**SOURCE DATA**

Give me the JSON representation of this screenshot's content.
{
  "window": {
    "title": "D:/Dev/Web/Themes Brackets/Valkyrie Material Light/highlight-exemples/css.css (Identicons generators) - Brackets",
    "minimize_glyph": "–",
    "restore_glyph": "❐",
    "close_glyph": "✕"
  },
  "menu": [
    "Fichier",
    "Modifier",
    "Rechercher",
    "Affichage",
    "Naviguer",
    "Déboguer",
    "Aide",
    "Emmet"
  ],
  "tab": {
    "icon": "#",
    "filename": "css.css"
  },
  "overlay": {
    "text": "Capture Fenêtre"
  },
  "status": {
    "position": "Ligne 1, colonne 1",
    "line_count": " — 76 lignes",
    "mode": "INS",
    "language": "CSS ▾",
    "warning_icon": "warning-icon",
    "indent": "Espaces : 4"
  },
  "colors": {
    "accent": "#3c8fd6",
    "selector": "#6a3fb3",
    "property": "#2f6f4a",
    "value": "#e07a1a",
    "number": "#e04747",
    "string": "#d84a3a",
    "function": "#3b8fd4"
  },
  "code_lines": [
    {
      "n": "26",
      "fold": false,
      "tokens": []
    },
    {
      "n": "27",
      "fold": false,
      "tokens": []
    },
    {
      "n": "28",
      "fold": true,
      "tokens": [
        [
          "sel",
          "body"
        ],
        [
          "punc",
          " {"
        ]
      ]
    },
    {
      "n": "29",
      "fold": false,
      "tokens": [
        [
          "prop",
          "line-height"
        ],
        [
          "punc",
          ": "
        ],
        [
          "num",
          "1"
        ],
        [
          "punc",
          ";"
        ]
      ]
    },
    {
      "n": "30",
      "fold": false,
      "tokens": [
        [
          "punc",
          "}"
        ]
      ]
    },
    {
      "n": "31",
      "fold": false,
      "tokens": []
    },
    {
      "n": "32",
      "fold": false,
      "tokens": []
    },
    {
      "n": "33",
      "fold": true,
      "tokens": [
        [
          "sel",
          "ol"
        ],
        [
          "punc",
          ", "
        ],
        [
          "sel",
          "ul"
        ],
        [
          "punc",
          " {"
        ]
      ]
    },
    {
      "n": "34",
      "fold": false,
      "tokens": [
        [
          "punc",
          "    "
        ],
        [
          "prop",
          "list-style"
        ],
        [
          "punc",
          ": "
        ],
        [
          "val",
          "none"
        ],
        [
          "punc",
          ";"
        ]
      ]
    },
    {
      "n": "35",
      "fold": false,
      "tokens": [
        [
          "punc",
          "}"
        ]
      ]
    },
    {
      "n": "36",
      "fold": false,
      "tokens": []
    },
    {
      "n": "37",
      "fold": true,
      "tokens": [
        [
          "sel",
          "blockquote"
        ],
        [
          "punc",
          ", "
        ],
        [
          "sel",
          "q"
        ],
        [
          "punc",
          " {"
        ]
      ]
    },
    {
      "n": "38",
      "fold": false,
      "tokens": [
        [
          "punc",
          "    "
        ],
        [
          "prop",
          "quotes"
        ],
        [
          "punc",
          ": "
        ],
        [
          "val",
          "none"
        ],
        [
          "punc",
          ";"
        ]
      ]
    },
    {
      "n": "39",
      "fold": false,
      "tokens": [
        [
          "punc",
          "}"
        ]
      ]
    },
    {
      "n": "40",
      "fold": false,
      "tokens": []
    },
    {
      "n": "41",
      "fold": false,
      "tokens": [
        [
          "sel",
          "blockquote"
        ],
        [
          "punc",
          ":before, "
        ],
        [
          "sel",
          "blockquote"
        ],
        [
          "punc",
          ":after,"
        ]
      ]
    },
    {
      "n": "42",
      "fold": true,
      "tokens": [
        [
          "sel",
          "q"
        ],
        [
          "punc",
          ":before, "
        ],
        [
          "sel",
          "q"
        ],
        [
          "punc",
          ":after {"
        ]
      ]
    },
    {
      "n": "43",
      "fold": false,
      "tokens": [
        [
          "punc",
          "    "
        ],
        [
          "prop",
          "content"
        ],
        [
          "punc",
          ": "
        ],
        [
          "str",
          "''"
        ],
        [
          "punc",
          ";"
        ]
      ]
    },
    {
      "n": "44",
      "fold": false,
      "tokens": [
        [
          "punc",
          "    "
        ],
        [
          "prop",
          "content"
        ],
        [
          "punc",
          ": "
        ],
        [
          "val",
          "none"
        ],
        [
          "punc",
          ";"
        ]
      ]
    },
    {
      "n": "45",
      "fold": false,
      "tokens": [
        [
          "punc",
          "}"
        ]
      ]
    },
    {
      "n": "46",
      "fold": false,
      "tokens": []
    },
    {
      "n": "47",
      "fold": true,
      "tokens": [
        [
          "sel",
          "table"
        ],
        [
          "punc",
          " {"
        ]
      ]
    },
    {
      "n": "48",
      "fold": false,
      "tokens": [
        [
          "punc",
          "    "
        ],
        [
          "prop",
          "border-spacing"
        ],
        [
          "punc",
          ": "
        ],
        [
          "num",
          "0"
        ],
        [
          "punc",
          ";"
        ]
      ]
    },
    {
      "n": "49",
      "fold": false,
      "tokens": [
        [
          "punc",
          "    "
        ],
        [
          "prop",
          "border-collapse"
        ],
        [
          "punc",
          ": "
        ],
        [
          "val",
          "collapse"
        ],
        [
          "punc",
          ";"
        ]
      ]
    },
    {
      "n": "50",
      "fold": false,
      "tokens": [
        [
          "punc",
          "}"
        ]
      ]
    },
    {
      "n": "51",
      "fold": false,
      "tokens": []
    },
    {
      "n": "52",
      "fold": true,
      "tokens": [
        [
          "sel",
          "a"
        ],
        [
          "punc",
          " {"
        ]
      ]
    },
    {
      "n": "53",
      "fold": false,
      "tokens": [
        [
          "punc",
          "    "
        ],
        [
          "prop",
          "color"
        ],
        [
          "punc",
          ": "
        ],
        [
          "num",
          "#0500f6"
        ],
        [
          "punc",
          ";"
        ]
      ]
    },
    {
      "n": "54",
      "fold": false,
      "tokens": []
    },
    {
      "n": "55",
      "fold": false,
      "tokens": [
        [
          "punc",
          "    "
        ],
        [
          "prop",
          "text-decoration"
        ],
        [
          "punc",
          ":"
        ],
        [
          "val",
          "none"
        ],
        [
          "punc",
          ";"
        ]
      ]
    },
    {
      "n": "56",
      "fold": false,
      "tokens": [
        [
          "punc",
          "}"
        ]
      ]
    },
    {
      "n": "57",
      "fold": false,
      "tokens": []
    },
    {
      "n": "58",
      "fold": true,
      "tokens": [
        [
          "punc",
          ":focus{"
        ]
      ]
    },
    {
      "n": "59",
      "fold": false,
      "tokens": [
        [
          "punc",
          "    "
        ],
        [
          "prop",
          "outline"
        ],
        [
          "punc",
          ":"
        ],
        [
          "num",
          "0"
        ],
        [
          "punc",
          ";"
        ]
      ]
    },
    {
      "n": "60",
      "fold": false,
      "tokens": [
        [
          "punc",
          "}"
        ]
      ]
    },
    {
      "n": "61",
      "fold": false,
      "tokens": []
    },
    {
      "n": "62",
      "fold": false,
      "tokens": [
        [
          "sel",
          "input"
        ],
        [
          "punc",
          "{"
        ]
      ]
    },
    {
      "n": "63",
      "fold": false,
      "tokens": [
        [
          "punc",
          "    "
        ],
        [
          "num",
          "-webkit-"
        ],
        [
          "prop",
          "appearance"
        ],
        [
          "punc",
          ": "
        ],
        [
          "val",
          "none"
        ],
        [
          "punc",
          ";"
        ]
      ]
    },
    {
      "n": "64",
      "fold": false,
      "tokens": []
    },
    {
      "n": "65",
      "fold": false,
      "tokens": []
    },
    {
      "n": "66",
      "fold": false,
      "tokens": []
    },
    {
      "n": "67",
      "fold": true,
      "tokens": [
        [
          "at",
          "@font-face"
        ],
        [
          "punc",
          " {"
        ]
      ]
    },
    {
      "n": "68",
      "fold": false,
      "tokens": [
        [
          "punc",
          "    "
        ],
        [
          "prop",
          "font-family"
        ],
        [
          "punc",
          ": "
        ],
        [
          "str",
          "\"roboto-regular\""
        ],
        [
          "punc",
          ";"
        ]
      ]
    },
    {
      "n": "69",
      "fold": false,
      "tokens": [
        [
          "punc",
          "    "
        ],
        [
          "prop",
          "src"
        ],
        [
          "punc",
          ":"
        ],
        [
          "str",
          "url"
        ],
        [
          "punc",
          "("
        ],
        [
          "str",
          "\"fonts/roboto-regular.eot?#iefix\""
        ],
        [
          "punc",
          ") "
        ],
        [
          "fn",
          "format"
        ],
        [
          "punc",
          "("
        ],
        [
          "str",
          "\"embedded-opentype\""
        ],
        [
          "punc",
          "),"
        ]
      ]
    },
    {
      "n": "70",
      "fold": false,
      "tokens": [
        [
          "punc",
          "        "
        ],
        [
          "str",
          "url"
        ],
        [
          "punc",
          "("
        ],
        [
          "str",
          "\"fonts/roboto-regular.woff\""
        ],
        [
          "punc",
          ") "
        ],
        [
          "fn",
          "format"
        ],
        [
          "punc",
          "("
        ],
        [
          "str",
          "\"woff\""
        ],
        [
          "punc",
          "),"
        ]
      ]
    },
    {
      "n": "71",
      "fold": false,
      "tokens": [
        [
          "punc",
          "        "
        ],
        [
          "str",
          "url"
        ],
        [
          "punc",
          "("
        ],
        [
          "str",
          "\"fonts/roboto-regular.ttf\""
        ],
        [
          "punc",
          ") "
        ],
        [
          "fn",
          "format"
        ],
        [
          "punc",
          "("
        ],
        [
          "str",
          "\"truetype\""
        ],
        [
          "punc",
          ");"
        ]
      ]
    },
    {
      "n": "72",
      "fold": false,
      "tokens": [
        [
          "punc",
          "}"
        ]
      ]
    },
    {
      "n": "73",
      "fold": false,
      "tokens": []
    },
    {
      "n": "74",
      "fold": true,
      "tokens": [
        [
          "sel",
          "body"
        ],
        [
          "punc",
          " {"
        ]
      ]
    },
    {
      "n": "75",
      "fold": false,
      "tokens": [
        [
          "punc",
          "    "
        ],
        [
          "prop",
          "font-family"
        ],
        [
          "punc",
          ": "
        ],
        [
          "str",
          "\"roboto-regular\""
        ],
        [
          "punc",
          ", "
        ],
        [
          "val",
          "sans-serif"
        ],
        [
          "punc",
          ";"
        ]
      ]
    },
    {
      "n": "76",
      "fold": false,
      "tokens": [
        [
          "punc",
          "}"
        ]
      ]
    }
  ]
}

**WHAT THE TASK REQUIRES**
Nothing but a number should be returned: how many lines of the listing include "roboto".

**ANSWER TO THIS PROBLEM**
5